[Given entries Boundary: Start]
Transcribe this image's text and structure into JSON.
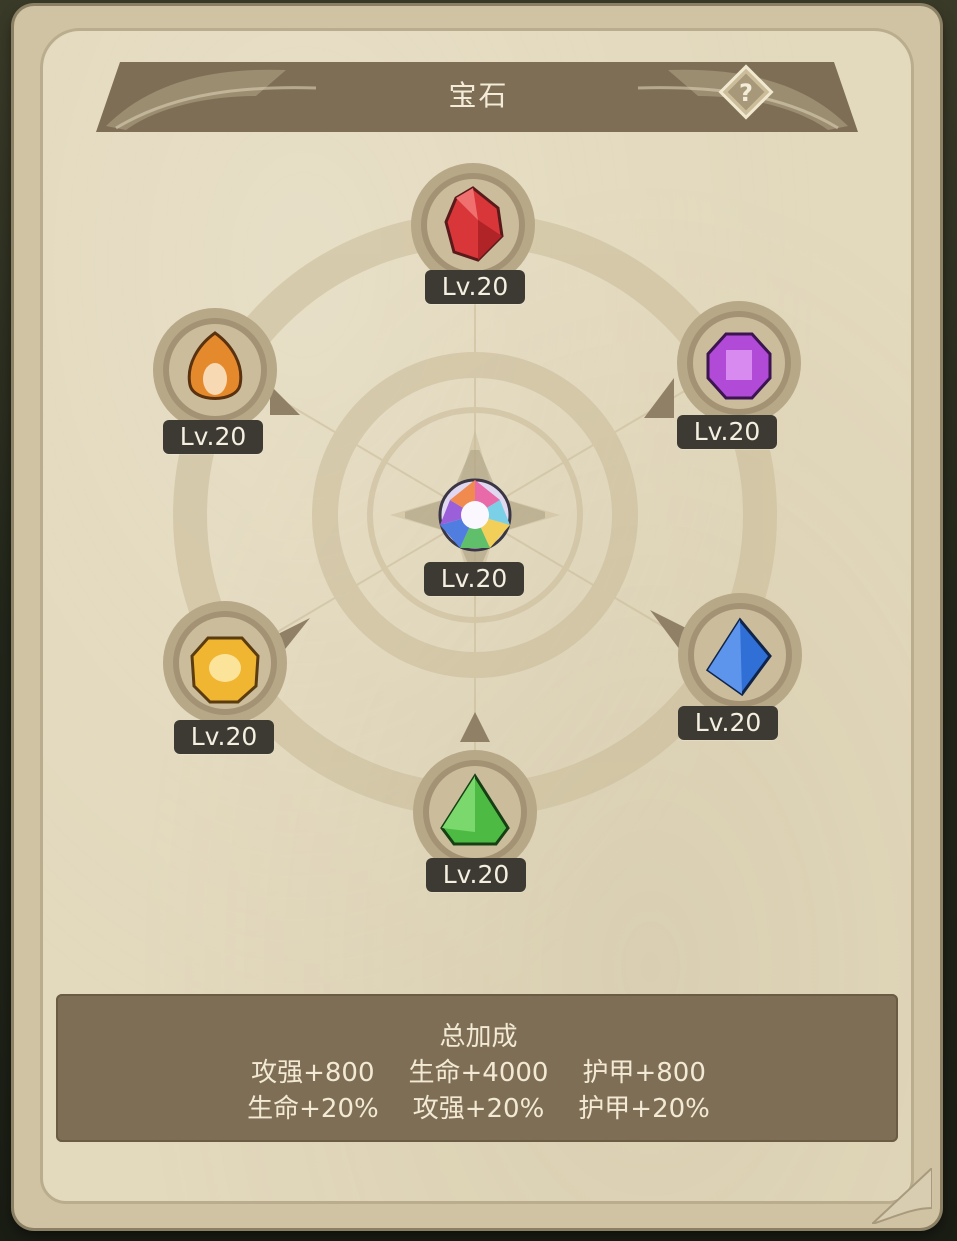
{
  "title": "宝石",
  "help_icon": "question-mark-icon",
  "gems": [
    {
      "id": "red",
      "icon": "red-gem-icon",
      "color": "#d9363a",
      "level": "Lv.20"
    },
    {
      "id": "orange",
      "icon": "orange-gem-icon",
      "color": "#e58a2c",
      "level": "Lv.20"
    },
    {
      "id": "purple",
      "icon": "purple-gem-icon",
      "color": "#b14ad6",
      "level": "Lv.20"
    },
    {
      "id": "rainbow",
      "icon": "rainbow-gem-icon",
      "color": "#e0d8f0",
      "level": "Lv.20"
    },
    {
      "id": "yellow",
      "icon": "yellow-gem-icon",
      "color": "#f0b531",
      "level": "Lv.20"
    },
    {
      "id": "blue",
      "icon": "blue-gem-icon",
      "color": "#2f6fd6",
      "level": "Lv.20"
    },
    {
      "id": "green",
      "icon": "green-gem-icon",
      "color": "#4dbb43",
      "level": "Lv.20"
    }
  ],
  "bonus": {
    "title": "总加成",
    "row1": [
      "攻强+800",
      "生命+4000",
      "护甲+800"
    ],
    "row2": [
      "生命+20%",
      "攻强+20%",
      "护甲+20%"
    ]
  },
  "colors": {
    "parchment": "#e3d9bd",
    "banner": "#7e6e55",
    "badge": "#3c3a33"
  }
}
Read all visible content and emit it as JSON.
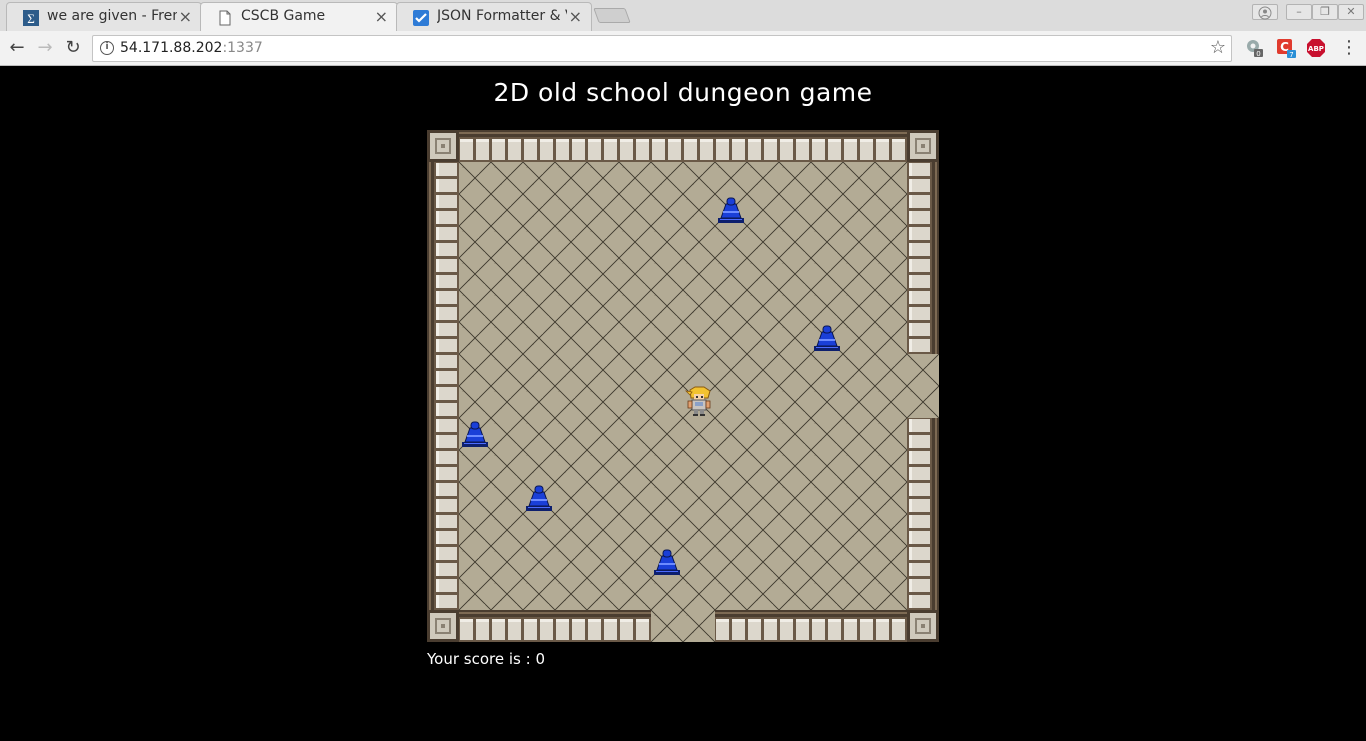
{
  "browser": {
    "tabs": [
      {
        "title": "we are given - Frenc",
        "icon": "latex-icon"
      },
      {
        "title": "CSCB Game",
        "icon": "page-icon"
      },
      {
        "title": "JSON Formatter & V",
        "icon": "checkbox-icon"
      }
    ],
    "active_tab": 1,
    "url_host": "54.171.88.202",
    "url_port": ":1337",
    "extensions": [
      {
        "icon": "extension-gear-icon",
        "badge": "0"
      },
      {
        "icon": "extension-c-icon",
        "badge": "7"
      },
      {
        "icon": "adblock-icon",
        "label": "ABP"
      }
    ]
  },
  "game": {
    "title": "2D old school dungeon game",
    "score_label": "Your score is : ",
    "score": "0",
    "grid_size": 16,
    "player": {
      "col": 8,
      "row": 8
    },
    "enemies": [
      {
        "col": 9,
        "row": 2
      },
      {
        "col": 12,
        "row": 6
      },
      {
        "col": 1,
        "row": 9
      },
      {
        "col": 3,
        "row": 11
      },
      {
        "col": 7,
        "row": 13
      }
    ],
    "exits": [
      {
        "side": "right",
        "rows": [
          7,
          8
        ]
      },
      {
        "side": "bottom",
        "cols": [
          7,
          8
        ]
      }
    ],
    "colors": {
      "floor": "#b3ab95",
      "wall": "#d7d2c8",
      "wall_dark": "#5b4a3a",
      "enemy": "#1a3fd8",
      "text": "#ffffff"
    }
  }
}
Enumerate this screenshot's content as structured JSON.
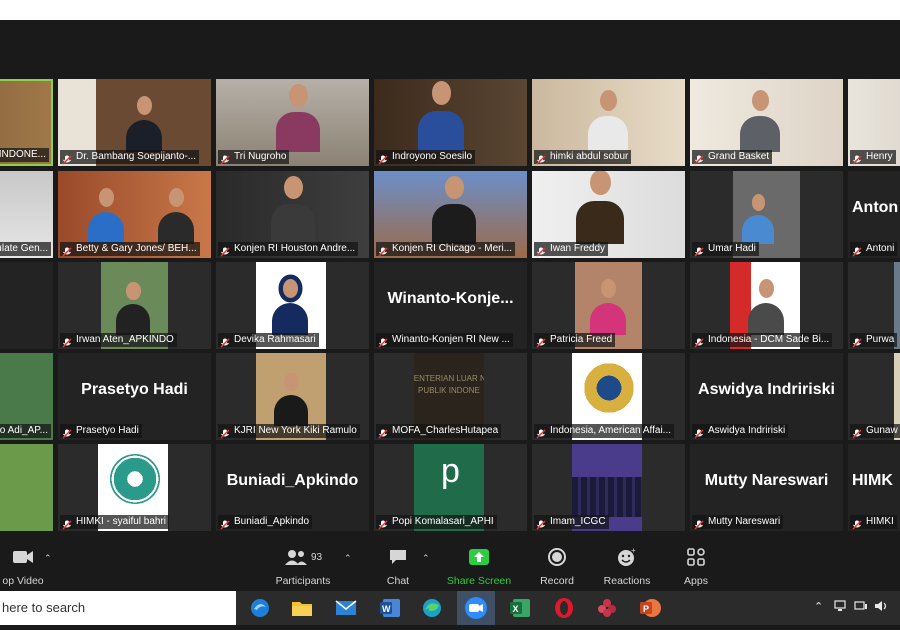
{
  "tiles": [
    {
      "name": "INDONE...",
      "name_only": false
    },
    {
      "name": "Dr. Bambang Soepijanto-...",
      "name_only": false
    },
    {
      "name": "Tri Nugroho",
      "name_only": false
    },
    {
      "name": "Indroyono Soesilo",
      "name_only": false
    },
    {
      "name": "himki abdul sobur",
      "name_only": false
    },
    {
      "name": "Grand Basket",
      "name_only": false
    },
    {
      "name": "Henry",
      "name_only": false
    },
    {
      "name": "ulate Gen...",
      "name_only": false
    },
    {
      "name": "Betty & Gary Jones/ BEH...",
      "name_only": false
    },
    {
      "name": "Konjen RI Houston Andre...",
      "name_only": false
    },
    {
      "name": "Konjen RI Chicago - Meri...",
      "name_only": false
    },
    {
      "name": "Iwan Freddy",
      "name_only": false
    },
    {
      "name": "Umar Hadi",
      "name_only": false
    },
    {
      "name": "Antoni",
      "display": "Anton",
      "name_only": true
    },
    {
      "name": "",
      "name_only": false
    },
    {
      "name": "Irwan Aten_APKINDO",
      "name_only": false
    },
    {
      "name": "Devika Rahmasari",
      "name_only": false
    },
    {
      "name": "Winanto-Konjen RI New ...",
      "display": "Winanto-Konje...",
      "name_only": true
    },
    {
      "name": "Patricia Freed",
      "name_only": false
    },
    {
      "name": "Indonesia - DCM Sade Bi...",
      "name_only": false
    },
    {
      "name": "Purwa",
      "name_only": false
    },
    {
      "name": "o Adi_AP...",
      "name_only": false
    },
    {
      "name": "Prasetyo Hadi",
      "display": "Prasetyo Hadi",
      "name_only": true
    },
    {
      "name": "KJRI New York Kiki Ramulo",
      "name_only": false
    },
    {
      "name": "MOFA_CharlesHutapea",
      "name_only": false
    },
    {
      "name": "Indonesia, American Affai...",
      "name_only": false
    },
    {
      "name": "Aswidya Indririski",
      "display": "Aswidya Indririski",
      "name_only": true
    },
    {
      "name": "Gunaw",
      "name_only": false
    },
    {
      "name": "",
      "name_only": false
    },
    {
      "name": "HIMKI - syaiful bahri",
      "name_only": false
    },
    {
      "name": "Buniadi_Apkindo",
      "display": "Buniadi_Apkindo",
      "name_only": true
    },
    {
      "name": "Popi Komalasari_APHI",
      "name_only": false
    },
    {
      "name": "Imam_ICGC",
      "name_only": false
    },
    {
      "name": "Mutty Nareswari",
      "display": "Mutty Nareswari",
      "name_only": true
    },
    {
      "name": "HIMKI",
      "display": "HIMK",
      "name_only": true
    }
  ],
  "popi_avatar_letter": "p",
  "mofa_sign": {
    "line1": "ENTERIAN LUAR N",
    "line2": "PUBLIK INDONE"
  },
  "toolbar": {
    "video_label": "op Video",
    "participants_label": "Participants",
    "participants_count": "93",
    "chat_label": "Chat",
    "share_label": "Share Screen",
    "record_label": "Record",
    "reactions_label": "Reactions",
    "apps_label": "Apps"
  },
  "taskbar": {
    "search_placeholder": "here to search",
    "apps": [
      "edge-legacy",
      "file-explorer",
      "mail",
      "word",
      "edge",
      "zoom",
      "excel",
      "opera",
      "flower-app",
      "powerpoint"
    ]
  },
  "colors": {
    "share_green": "#2ecc40",
    "active_border": "#8bd14a",
    "mute_red": "#e5383b"
  }
}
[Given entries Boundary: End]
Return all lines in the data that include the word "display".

      "display": "Anton",
      "display": "Winanto-Konje...",
      "display": "Prasetyo Hadi",
      "display": "Aswidya Indririski",
      "display": "Buniadi_Apkindo",
      "display": "Mutty Nareswari",
      "display": "HIMK",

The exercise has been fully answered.